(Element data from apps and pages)
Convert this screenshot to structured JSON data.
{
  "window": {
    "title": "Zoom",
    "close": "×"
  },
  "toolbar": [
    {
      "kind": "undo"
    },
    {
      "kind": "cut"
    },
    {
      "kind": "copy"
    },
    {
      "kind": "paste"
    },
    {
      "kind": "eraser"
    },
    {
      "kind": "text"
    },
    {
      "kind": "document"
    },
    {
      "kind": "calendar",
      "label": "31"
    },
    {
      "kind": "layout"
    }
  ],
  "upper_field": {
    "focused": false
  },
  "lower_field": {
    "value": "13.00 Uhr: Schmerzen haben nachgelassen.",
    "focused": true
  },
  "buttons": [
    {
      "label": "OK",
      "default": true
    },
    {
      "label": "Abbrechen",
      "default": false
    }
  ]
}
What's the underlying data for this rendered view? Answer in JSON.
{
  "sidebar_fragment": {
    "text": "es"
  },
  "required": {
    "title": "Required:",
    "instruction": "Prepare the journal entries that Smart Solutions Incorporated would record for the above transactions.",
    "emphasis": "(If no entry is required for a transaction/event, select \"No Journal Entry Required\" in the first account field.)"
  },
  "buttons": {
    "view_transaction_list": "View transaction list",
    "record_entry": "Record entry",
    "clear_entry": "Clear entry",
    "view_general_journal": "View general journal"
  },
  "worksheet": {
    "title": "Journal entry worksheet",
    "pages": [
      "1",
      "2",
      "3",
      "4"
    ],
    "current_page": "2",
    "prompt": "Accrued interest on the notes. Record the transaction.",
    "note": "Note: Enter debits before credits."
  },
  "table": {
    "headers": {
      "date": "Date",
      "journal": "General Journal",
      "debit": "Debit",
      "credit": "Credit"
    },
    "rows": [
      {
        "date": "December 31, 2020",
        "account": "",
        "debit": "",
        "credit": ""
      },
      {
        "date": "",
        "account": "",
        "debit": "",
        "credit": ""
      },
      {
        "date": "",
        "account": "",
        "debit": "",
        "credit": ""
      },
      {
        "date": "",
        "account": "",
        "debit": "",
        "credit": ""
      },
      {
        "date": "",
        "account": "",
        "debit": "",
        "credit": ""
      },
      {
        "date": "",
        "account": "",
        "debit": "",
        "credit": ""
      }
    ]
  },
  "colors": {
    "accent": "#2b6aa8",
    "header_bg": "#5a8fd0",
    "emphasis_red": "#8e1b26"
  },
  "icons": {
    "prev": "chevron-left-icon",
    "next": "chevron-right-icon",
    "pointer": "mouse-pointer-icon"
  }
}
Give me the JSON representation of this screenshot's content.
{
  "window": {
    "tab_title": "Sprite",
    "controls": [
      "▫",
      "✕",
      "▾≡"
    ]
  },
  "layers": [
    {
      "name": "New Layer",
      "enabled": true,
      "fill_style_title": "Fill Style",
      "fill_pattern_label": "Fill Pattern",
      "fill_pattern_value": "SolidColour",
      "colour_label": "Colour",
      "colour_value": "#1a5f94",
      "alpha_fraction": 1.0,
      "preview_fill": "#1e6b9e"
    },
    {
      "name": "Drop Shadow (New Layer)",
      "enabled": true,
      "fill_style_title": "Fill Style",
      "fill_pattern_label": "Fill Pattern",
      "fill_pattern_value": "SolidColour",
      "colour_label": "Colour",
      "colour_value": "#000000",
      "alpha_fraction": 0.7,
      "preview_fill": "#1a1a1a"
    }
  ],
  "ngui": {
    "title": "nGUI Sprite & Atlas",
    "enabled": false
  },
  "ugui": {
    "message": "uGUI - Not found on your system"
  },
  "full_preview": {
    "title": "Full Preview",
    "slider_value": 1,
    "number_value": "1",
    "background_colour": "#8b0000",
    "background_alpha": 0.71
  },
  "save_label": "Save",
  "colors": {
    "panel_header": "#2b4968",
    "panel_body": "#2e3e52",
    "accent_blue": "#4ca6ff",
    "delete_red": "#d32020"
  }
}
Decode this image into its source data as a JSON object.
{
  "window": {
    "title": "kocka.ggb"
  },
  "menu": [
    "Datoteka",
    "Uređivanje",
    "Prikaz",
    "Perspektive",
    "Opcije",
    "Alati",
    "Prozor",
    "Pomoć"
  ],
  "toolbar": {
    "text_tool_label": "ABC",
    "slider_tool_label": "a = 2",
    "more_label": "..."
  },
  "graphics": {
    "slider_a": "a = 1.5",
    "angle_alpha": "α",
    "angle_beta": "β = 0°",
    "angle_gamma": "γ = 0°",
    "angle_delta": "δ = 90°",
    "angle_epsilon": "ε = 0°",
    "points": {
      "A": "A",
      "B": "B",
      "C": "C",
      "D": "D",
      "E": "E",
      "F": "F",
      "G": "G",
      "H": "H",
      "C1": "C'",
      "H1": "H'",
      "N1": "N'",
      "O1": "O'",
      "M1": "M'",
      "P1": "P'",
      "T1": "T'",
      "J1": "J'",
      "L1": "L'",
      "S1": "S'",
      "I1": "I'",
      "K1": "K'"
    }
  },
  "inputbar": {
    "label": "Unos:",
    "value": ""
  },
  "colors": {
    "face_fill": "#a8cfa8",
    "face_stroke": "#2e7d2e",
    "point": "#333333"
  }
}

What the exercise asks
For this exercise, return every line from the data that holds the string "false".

Answer to this task
    "focused": false
      "default": false
    "enabled": false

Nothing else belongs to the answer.